#### Exercise goal
Pull out each line of the data that includes the word "JSON".
_ _ _ _ _ _ _
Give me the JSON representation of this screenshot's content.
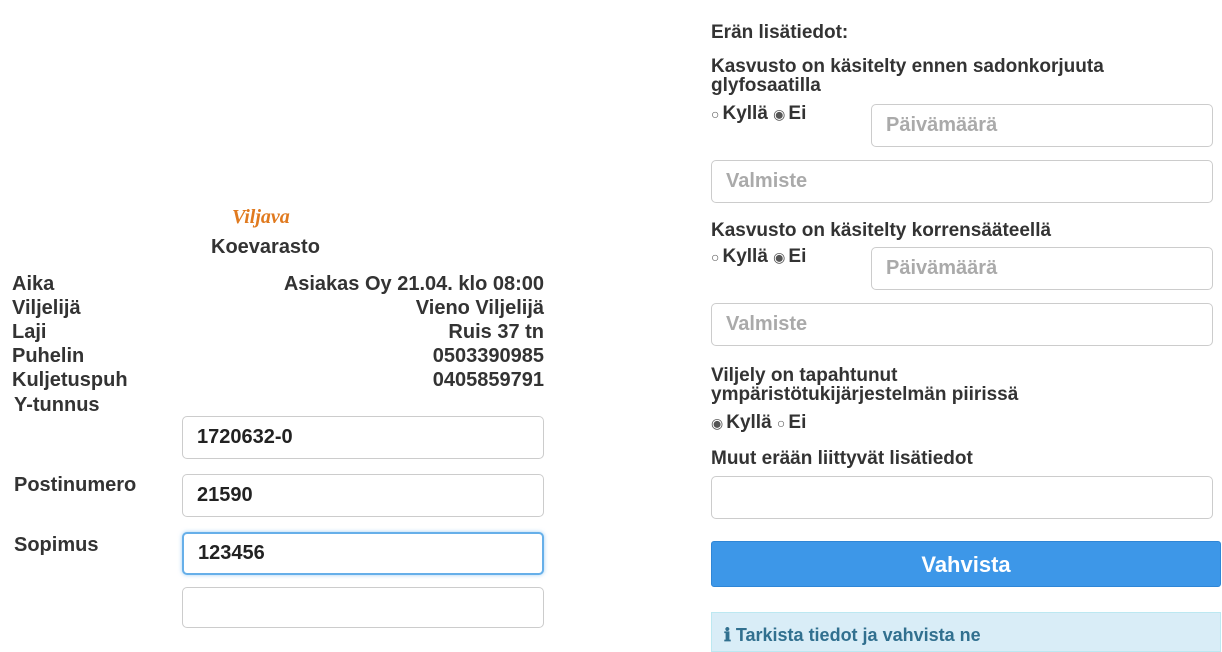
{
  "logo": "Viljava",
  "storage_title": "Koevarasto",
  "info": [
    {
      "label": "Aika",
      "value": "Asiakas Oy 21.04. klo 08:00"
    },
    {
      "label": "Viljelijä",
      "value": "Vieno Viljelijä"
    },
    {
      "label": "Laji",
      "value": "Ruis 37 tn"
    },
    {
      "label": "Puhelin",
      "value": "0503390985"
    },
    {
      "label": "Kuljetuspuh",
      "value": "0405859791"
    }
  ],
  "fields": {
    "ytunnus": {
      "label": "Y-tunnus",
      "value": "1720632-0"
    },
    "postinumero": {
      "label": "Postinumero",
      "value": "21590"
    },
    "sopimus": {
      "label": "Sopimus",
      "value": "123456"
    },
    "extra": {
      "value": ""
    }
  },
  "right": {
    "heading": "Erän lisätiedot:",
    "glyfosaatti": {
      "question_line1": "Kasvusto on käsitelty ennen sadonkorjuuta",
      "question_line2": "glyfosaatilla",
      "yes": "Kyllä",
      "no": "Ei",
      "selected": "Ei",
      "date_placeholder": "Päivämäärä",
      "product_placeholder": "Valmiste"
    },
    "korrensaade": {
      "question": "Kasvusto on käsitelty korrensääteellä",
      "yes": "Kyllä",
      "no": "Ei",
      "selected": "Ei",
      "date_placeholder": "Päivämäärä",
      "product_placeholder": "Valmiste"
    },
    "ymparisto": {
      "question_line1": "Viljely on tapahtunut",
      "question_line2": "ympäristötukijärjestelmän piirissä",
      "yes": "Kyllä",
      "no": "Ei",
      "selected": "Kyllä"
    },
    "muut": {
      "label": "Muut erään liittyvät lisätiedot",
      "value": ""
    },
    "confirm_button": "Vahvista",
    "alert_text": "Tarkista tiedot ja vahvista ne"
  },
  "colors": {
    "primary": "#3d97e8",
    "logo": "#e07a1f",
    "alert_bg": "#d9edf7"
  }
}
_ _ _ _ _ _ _
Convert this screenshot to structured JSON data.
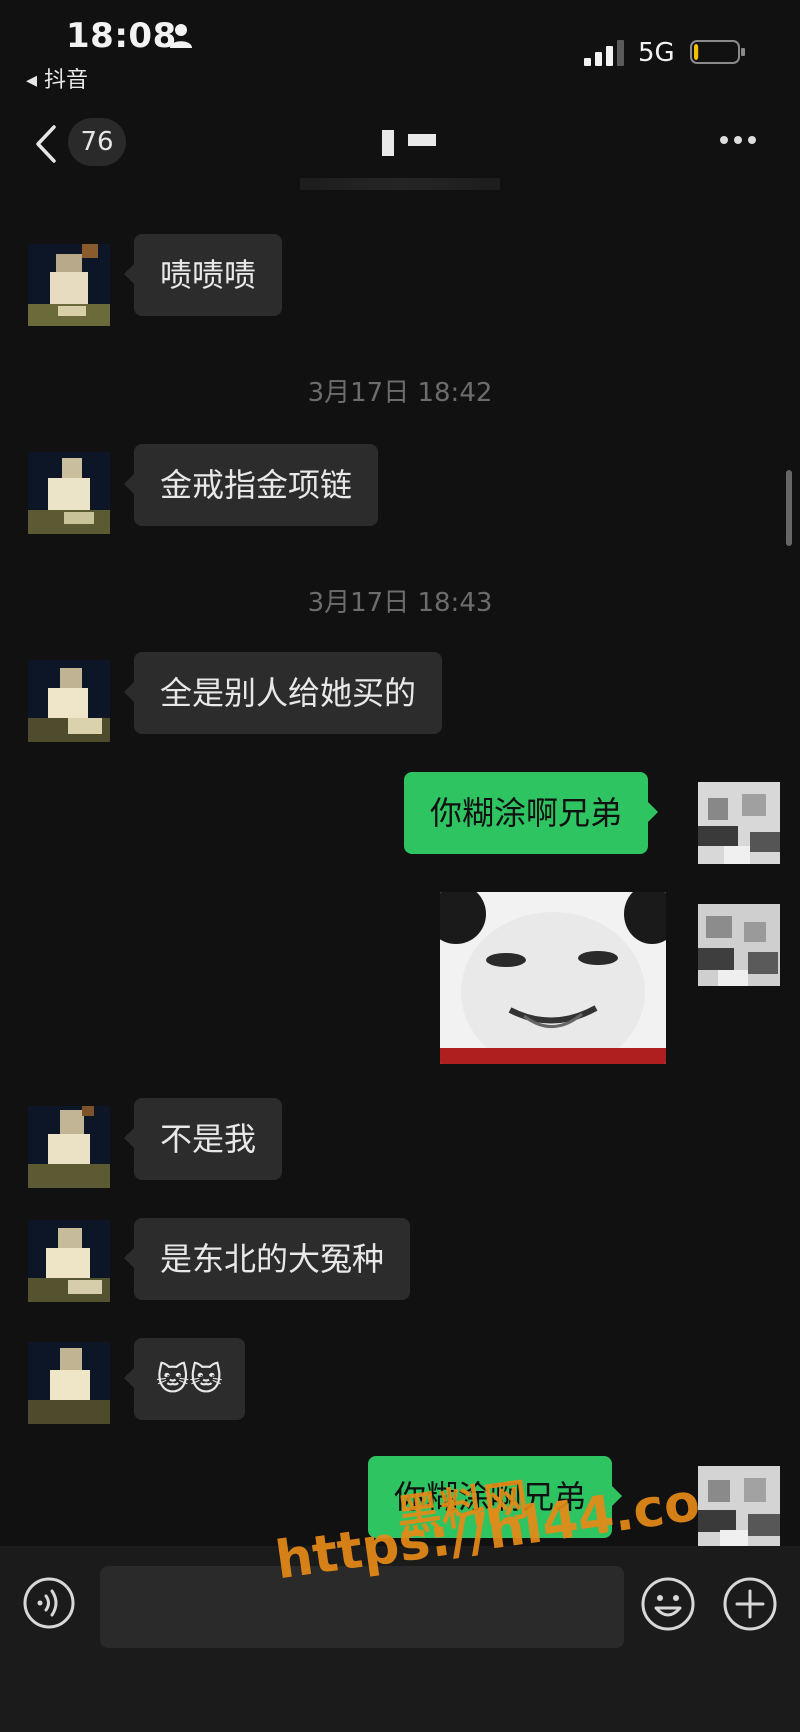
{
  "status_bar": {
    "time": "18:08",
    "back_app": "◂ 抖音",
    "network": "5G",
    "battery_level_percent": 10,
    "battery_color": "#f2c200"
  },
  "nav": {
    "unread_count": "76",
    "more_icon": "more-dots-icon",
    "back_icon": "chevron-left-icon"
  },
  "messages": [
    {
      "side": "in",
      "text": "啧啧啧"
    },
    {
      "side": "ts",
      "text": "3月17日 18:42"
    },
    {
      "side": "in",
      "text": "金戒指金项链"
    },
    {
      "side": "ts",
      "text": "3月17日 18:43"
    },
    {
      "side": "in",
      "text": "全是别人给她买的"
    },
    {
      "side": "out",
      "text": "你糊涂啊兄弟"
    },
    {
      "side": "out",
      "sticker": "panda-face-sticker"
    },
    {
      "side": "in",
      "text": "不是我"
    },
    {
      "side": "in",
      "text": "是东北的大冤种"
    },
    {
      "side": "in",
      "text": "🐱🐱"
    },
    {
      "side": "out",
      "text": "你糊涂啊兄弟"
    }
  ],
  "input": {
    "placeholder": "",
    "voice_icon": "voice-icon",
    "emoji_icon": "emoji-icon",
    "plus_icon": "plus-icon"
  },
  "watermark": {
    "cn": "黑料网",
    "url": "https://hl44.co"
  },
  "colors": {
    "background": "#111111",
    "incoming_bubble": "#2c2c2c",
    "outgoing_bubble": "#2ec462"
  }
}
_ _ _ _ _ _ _
#### The completed task
Give me the JSON representation of this screenshot's content.
Convert this screenshot to structured JSON data.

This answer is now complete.